I am proud of the IMF’s accomplishments over the past year and the tireless efforts of our dedicated staff, and have been honored to serve as Managing Director. I look forward to continuing to work closely with all our member countries—and their representatives on the Executive Board—in tackling the many challenges still facing the global economy.
The Annual Report of the IMF’s Executive Board to the Fund’s Board of Governors is an essential instrument in the IMF’s accountability. The Executive Board is responsible for conducting the Fund’s business and consists of 24 Executive Directors appointed by the IMF’s 188 member countries, while the Board of Governors, on which every member country is represented by a senior official, is the highest authority governing the IMF. The publication of the Annual Report represents the accountability of the Executive Board to the Fund’s Board of Governors.
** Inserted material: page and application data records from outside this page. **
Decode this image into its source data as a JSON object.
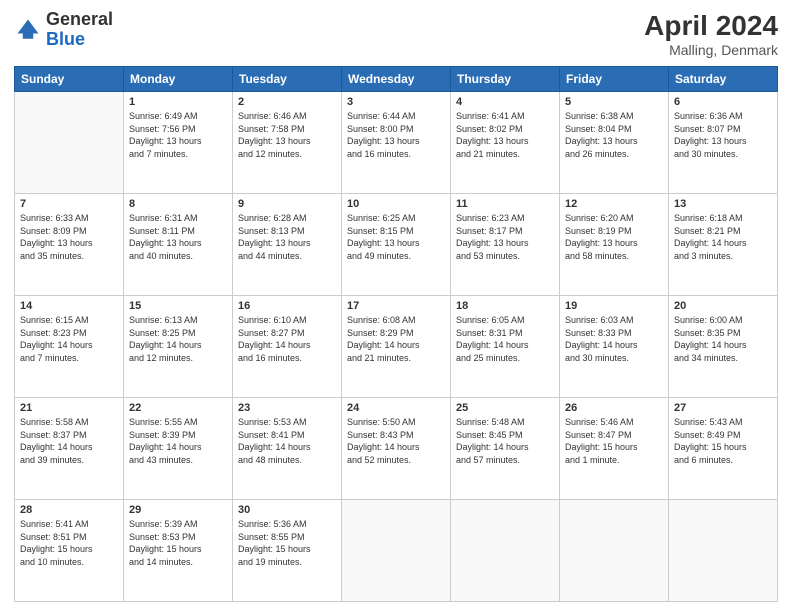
{
  "header": {
    "logo_general": "General",
    "logo_blue": "Blue",
    "title": "April 2024",
    "location": "Malling, Denmark"
  },
  "weekdays": [
    "Sunday",
    "Monday",
    "Tuesday",
    "Wednesday",
    "Thursday",
    "Friday",
    "Saturday"
  ],
  "weeks": [
    [
      {
        "day": "",
        "info": ""
      },
      {
        "day": "1",
        "info": "Sunrise: 6:49 AM\nSunset: 7:56 PM\nDaylight: 13 hours\nand 7 minutes."
      },
      {
        "day": "2",
        "info": "Sunrise: 6:46 AM\nSunset: 7:58 PM\nDaylight: 13 hours\nand 12 minutes."
      },
      {
        "day": "3",
        "info": "Sunrise: 6:44 AM\nSunset: 8:00 PM\nDaylight: 13 hours\nand 16 minutes."
      },
      {
        "day": "4",
        "info": "Sunrise: 6:41 AM\nSunset: 8:02 PM\nDaylight: 13 hours\nand 21 minutes."
      },
      {
        "day": "5",
        "info": "Sunrise: 6:38 AM\nSunset: 8:04 PM\nDaylight: 13 hours\nand 26 minutes."
      },
      {
        "day": "6",
        "info": "Sunrise: 6:36 AM\nSunset: 8:07 PM\nDaylight: 13 hours\nand 30 minutes."
      }
    ],
    [
      {
        "day": "7",
        "info": "Sunrise: 6:33 AM\nSunset: 8:09 PM\nDaylight: 13 hours\nand 35 minutes."
      },
      {
        "day": "8",
        "info": "Sunrise: 6:31 AM\nSunset: 8:11 PM\nDaylight: 13 hours\nand 40 minutes."
      },
      {
        "day": "9",
        "info": "Sunrise: 6:28 AM\nSunset: 8:13 PM\nDaylight: 13 hours\nand 44 minutes."
      },
      {
        "day": "10",
        "info": "Sunrise: 6:25 AM\nSunset: 8:15 PM\nDaylight: 13 hours\nand 49 minutes."
      },
      {
        "day": "11",
        "info": "Sunrise: 6:23 AM\nSunset: 8:17 PM\nDaylight: 13 hours\nand 53 minutes."
      },
      {
        "day": "12",
        "info": "Sunrise: 6:20 AM\nSunset: 8:19 PM\nDaylight: 13 hours\nand 58 minutes."
      },
      {
        "day": "13",
        "info": "Sunrise: 6:18 AM\nSunset: 8:21 PM\nDaylight: 14 hours\nand 3 minutes."
      }
    ],
    [
      {
        "day": "14",
        "info": "Sunrise: 6:15 AM\nSunset: 8:23 PM\nDaylight: 14 hours\nand 7 minutes."
      },
      {
        "day": "15",
        "info": "Sunrise: 6:13 AM\nSunset: 8:25 PM\nDaylight: 14 hours\nand 12 minutes."
      },
      {
        "day": "16",
        "info": "Sunrise: 6:10 AM\nSunset: 8:27 PM\nDaylight: 14 hours\nand 16 minutes."
      },
      {
        "day": "17",
        "info": "Sunrise: 6:08 AM\nSunset: 8:29 PM\nDaylight: 14 hours\nand 21 minutes."
      },
      {
        "day": "18",
        "info": "Sunrise: 6:05 AM\nSunset: 8:31 PM\nDaylight: 14 hours\nand 25 minutes."
      },
      {
        "day": "19",
        "info": "Sunrise: 6:03 AM\nSunset: 8:33 PM\nDaylight: 14 hours\nand 30 minutes."
      },
      {
        "day": "20",
        "info": "Sunrise: 6:00 AM\nSunset: 8:35 PM\nDaylight: 14 hours\nand 34 minutes."
      }
    ],
    [
      {
        "day": "21",
        "info": "Sunrise: 5:58 AM\nSunset: 8:37 PM\nDaylight: 14 hours\nand 39 minutes."
      },
      {
        "day": "22",
        "info": "Sunrise: 5:55 AM\nSunset: 8:39 PM\nDaylight: 14 hours\nand 43 minutes."
      },
      {
        "day": "23",
        "info": "Sunrise: 5:53 AM\nSunset: 8:41 PM\nDaylight: 14 hours\nand 48 minutes."
      },
      {
        "day": "24",
        "info": "Sunrise: 5:50 AM\nSunset: 8:43 PM\nDaylight: 14 hours\nand 52 minutes."
      },
      {
        "day": "25",
        "info": "Sunrise: 5:48 AM\nSunset: 8:45 PM\nDaylight: 14 hours\nand 57 minutes."
      },
      {
        "day": "26",
        "info": "Sunrise: 5:46 AM\nSunset: 8:47 PM\nDaylight: 15 hours\nand 1 minute."
      },
      {
        "day": "27",
        "info": "Sunrise: 5:43 AM\nSunset: 8:49 PM\nDaylight: 15 hours\nand 6 minutes."
      }
    ],
    [
      {
        "day": "28",
        "info": "Sunrise: 5:41 AM\nSunset: 8:51 PM\nDaylight: 15 hours\nand 10 minutes."
      },
      {
        "day": "29",
        "info": "Sunrise: 5:39 AM\nSunset: 8:53 PM\nDaylight: 15 hours\nand 14 minutes."
      },
      {
        "day": "30",
        "info": "Sunrise: 5:36 AM\nSunset: 8:55 PM\nDaylight: 15 hours\nand 19 minutes."
      },
      {
        "day": "",
        "info": ""
      },
      {
        "day": "",
        "info": ""
      },
      {
        "day": "",
        "info": ""
      },
      {
        "day": "",
        "info": ""
      }
    ]
  ]
}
Executive Board as of April 30, 2013
Alternate Executive Directors are indicated in italics.
Letter of Transmittal to the Board of Governors
July 29, 2013
Dear Mr. Chairman:
On behalf of the Executive Board of the International Monetary Fund, I have the honor to transmit for consideration by the Board of Governors: (i) the Financial Statements of the International Monetary Fund for the Financial Year Ended April 30, 2013, which include the independent auditors’ reports issued by the Fund’s external audit firm Deloitte & Touche and (ii) the Letter of Transmittal from the External Audit Committee to the Board of Governors.
The audits were conducted by Deloitte & Touche, in accordance with International Standards on Auditing, auditing standards generally accepted in the United States of America, and the requirements of Section 20(b) of the Fund’s By-Laws. The External Audit Committee, comprising Mr. Ayass (Chairman), Mr. Wang, and Mr. Ramos, had general oversight of the annual audit, as required under Section 20(c) of the Fund’s By-Laws.
Yours very truly,
Managing Director and Chair of the Executive Board